▶ [Dataset]:
- - -
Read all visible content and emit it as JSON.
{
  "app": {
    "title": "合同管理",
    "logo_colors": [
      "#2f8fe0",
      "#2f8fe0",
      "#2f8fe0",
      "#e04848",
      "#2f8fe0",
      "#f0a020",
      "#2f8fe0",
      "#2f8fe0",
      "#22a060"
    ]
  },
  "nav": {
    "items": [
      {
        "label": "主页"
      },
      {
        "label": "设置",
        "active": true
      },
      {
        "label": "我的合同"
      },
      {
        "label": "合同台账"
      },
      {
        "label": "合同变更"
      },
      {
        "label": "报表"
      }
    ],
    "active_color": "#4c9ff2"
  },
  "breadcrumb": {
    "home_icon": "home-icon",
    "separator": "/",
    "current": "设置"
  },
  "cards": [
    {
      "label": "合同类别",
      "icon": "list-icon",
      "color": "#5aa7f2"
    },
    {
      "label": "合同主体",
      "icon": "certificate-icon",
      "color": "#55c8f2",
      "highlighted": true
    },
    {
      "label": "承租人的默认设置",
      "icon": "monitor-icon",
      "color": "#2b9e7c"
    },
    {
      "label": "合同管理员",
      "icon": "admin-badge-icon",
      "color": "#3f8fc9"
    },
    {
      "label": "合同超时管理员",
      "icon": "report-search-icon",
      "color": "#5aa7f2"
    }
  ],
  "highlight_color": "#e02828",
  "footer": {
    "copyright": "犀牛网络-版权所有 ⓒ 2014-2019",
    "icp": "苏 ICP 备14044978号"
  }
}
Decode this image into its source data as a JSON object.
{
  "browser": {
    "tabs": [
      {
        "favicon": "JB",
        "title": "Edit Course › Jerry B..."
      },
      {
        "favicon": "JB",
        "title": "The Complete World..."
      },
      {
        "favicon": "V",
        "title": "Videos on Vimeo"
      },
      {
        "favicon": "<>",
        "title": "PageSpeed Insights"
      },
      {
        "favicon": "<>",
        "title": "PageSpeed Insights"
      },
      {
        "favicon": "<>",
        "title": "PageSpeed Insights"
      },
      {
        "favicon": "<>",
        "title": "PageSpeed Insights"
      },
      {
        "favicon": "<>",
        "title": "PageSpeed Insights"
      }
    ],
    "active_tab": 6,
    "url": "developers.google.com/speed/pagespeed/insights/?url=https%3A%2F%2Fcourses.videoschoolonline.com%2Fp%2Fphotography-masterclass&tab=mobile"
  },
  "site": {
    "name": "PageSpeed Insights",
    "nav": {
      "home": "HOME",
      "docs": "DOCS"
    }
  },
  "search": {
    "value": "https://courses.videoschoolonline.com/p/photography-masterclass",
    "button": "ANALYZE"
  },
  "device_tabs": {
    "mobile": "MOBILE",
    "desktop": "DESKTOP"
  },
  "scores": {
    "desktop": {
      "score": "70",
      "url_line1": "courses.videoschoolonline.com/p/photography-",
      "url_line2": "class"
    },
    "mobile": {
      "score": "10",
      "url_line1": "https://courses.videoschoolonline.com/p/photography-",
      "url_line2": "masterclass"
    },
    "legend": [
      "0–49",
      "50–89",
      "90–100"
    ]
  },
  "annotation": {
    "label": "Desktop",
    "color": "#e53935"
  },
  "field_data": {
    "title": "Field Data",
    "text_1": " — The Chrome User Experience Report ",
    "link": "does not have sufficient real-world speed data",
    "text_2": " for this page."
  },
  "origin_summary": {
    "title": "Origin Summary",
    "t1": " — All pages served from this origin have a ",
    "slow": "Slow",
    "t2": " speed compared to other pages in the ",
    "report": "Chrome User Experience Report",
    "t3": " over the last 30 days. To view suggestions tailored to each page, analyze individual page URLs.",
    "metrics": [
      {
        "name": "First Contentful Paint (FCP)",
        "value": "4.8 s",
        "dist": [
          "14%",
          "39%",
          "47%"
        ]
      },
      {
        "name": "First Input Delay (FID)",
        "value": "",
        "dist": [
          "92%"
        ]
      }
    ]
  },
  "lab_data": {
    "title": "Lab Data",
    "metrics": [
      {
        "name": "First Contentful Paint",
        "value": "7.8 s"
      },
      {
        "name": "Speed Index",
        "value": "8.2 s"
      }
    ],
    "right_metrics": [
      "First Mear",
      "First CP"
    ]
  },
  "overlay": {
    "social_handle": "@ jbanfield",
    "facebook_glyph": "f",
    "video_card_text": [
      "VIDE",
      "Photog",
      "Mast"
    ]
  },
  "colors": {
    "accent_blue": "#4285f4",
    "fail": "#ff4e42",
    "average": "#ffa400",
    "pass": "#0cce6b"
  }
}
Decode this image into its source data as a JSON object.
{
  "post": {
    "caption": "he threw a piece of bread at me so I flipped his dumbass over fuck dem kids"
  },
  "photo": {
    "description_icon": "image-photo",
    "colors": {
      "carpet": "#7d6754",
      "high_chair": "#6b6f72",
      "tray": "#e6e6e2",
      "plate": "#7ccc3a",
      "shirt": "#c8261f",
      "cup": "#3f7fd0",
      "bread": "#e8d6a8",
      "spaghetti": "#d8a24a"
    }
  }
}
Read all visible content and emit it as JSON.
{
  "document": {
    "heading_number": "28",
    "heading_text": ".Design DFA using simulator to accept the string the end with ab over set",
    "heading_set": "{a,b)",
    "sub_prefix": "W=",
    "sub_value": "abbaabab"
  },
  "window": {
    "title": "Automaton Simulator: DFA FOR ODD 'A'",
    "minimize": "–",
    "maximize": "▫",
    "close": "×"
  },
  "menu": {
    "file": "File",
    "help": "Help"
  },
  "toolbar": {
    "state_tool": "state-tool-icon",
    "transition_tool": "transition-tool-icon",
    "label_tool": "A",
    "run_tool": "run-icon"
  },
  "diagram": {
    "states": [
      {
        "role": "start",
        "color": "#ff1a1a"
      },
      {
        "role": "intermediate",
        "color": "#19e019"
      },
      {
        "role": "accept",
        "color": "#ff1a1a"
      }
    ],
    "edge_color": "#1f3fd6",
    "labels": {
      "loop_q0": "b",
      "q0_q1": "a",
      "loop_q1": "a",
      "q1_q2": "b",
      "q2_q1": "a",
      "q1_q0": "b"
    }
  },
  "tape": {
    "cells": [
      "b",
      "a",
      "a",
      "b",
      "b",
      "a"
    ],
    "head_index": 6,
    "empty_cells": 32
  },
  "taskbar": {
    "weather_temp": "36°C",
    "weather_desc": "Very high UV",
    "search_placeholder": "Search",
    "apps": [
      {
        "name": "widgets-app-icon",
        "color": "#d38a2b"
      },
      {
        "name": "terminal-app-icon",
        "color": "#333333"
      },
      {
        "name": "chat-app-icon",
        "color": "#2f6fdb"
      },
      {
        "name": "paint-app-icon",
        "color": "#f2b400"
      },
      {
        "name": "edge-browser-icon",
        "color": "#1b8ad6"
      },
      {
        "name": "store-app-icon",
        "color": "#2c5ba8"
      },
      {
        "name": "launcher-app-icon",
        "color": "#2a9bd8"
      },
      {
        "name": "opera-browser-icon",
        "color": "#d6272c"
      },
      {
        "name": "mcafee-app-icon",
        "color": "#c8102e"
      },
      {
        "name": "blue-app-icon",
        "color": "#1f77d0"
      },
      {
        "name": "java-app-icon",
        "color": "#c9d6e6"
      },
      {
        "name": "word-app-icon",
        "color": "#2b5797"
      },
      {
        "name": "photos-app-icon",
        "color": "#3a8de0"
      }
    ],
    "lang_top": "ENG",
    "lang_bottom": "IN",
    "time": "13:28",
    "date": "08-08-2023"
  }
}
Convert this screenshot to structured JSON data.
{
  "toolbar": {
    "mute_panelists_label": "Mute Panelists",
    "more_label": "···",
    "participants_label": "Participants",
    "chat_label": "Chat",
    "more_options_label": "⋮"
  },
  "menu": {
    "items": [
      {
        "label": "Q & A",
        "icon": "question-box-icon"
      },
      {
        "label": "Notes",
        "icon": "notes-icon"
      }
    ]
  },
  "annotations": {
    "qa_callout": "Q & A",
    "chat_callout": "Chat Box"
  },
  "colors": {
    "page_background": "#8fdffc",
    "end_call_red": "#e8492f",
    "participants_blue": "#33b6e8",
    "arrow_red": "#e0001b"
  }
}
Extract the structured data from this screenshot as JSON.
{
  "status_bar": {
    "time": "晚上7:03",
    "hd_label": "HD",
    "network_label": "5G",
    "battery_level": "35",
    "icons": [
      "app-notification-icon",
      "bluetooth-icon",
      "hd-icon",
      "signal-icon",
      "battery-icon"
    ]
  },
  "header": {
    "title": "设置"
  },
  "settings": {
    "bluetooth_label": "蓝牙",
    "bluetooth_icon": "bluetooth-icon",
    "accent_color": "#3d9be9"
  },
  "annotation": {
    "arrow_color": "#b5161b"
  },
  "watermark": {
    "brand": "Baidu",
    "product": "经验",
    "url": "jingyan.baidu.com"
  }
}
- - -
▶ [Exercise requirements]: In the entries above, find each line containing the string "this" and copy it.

▶ [Response area]:
Decode this image into its source data as a JSON object.
    "text_2": " for this page."
    "t1": " — All pages served from this origin have a ",
Decode this image into its source data as a JSON object.
Convert this screenshot to structured JSON data.
Extract the structured data from this screenshot as JSON.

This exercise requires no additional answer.